Emotion from Gary DeVercelly’s death has swept over the Lawrenceville campus like a tidal wave. It’s hard for any young person to face the loss of someone his or her own age, as it shocks them into the sudden realization that tomorrow is never guaranteed. Gary’s death is particularly hard to accept because of the circumstances surrounding it. Although in incidents like these it seems as though the world is ending, we realize sadly that life goes on.
When Gary’s mother spoke on the afternoon of his memorial service, she pleaded with students to make this tragedy lead to something good, and that’s exactly what we must do.
If you listen closely, it is obvious that the main message that people across campus are getting from the incident is that the dangers of alcohol, although sometimes overlooked, are immense. However, people have always known this, yet continued to drink throughout their college experience. Unfortunately, that will probably never change.
The most important lesson that one can take away from this tragic event is not a reinforcement of the dangers of alcohol, but one of the age-old lessons that parents teach their children: You don’t need to prove yourself to others to be accepted.
According to an article published in The Times of Trenton, close friends of Gary’s knew that this kind of drinking was unlike him.
While his friends’ descriptions illustrate that this form of heavy drinking was uncharacteristic of Gary, his reason for doing it was not one that was unusual for him at all.
According to the article, one of his friends from home said that if he had any flaws at all, it was his desire to impress people. While this quality was perhaps one of the things that made Gary so likeable to so many, there might have been a point where it became a danger to him as well.
Gary was going through the new member process for Rider’s chapter of the Phi Kappa Tau (PKT) fraternity. While the brothers of PKT without a doubt were just looking to have fun and had no intention of anything bad happening to the 18-year-old, it may have been Gary’s desire to impress them that pushed him to consume the amount of alcohol that led to his death.

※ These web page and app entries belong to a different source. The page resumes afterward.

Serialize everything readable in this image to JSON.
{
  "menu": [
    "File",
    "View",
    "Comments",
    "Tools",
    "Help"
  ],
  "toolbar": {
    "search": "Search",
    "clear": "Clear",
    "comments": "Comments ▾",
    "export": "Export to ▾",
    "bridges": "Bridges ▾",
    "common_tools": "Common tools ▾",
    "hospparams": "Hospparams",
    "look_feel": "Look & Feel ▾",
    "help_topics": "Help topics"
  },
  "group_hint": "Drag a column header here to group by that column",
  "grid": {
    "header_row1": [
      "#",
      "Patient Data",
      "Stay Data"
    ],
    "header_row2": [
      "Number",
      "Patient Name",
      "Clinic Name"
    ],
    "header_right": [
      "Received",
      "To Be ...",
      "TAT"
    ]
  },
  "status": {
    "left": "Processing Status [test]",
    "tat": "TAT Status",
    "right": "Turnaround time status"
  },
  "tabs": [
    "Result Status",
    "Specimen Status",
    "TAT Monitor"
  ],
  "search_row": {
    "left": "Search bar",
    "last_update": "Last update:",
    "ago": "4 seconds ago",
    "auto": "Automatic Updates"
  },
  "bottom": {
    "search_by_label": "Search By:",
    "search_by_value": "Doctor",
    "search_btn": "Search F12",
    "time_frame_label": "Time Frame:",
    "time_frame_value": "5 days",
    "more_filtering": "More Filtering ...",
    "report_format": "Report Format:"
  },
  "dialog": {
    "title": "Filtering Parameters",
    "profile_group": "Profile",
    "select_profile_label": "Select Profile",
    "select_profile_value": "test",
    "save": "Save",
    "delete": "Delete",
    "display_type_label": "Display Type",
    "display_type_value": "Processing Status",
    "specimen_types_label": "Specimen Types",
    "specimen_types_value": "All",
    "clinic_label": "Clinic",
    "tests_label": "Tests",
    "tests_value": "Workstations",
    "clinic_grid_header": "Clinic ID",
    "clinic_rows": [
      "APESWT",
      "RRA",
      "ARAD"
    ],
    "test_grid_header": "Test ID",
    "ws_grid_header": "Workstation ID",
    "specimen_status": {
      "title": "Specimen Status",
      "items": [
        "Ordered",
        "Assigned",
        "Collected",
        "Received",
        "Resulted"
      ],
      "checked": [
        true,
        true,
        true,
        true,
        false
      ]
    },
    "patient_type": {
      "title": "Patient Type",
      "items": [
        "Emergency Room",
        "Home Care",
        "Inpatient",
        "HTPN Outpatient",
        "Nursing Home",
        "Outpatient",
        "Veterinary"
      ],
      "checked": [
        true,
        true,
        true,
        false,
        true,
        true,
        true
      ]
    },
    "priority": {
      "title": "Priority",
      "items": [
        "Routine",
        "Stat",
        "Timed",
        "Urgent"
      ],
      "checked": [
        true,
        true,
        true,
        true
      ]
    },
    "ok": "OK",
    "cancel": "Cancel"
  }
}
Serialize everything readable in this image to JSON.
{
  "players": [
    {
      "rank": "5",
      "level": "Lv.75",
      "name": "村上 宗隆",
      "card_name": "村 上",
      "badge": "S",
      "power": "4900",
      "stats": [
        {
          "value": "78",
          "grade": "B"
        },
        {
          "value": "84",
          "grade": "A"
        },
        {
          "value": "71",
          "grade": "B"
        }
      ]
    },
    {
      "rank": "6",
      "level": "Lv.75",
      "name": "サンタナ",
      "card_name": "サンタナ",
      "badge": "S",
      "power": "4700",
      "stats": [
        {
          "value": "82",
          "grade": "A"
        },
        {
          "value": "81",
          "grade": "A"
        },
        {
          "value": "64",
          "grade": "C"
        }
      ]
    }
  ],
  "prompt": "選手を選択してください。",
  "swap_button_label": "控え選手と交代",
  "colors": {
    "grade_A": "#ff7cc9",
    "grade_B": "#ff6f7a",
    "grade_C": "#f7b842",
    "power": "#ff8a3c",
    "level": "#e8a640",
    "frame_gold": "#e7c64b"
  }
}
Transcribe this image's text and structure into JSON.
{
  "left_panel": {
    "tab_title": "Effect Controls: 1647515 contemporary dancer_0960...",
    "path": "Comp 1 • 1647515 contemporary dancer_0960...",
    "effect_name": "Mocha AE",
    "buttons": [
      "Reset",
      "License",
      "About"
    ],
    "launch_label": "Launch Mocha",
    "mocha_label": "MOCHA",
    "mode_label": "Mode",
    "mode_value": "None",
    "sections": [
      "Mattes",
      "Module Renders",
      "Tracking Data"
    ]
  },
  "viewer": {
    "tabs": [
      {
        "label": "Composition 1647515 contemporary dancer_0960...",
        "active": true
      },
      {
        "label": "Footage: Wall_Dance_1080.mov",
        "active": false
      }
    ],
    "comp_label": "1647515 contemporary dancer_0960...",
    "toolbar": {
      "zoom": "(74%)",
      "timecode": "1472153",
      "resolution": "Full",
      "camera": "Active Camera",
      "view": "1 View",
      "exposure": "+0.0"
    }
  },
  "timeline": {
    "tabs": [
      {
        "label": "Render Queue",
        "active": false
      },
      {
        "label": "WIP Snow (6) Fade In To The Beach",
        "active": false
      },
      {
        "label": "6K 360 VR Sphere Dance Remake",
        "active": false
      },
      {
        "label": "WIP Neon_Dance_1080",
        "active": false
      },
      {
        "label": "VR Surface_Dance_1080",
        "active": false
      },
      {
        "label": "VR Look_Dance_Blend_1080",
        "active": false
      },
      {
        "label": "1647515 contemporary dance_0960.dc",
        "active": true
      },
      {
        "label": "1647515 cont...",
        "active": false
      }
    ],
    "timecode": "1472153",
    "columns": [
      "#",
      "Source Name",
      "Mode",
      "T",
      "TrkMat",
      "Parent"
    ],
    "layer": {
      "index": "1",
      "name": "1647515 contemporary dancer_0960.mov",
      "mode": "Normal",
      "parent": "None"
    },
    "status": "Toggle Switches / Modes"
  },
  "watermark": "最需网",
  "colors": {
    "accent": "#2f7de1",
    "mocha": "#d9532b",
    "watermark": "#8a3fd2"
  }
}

Unfortunately, students feeling as though they need to prove themselves to fit in are not uncommon on college campuses. Many organizations put pressure on students to conform or to participate in things that they wouldn’t normally be a part of. It is an all-too-common occurrence for students to find themselves in serious trouble because they did something they didn’t want to do in the first place.
Many students across the country falsely think that they have to prove their worth to others to be accepted. The truth is, there is only one person to whom you should ever prove your worth: Yourself. Once you have proven to yourself that you are the person you want to be, others will appreciate you for being you. It is then that you have truly succeeded in life.
While the consequences of peer pressure usually are no worse than a fight with someone close to you or a bad hangover the next day, Gary’s death proves that, although it’s rare, consequences can sometimes go far beyond what is expected. The strength that Gary’s memory can give you may save your own life one day. Make a change for the better because you never know what might happen if you don’t.
— Nicole Southern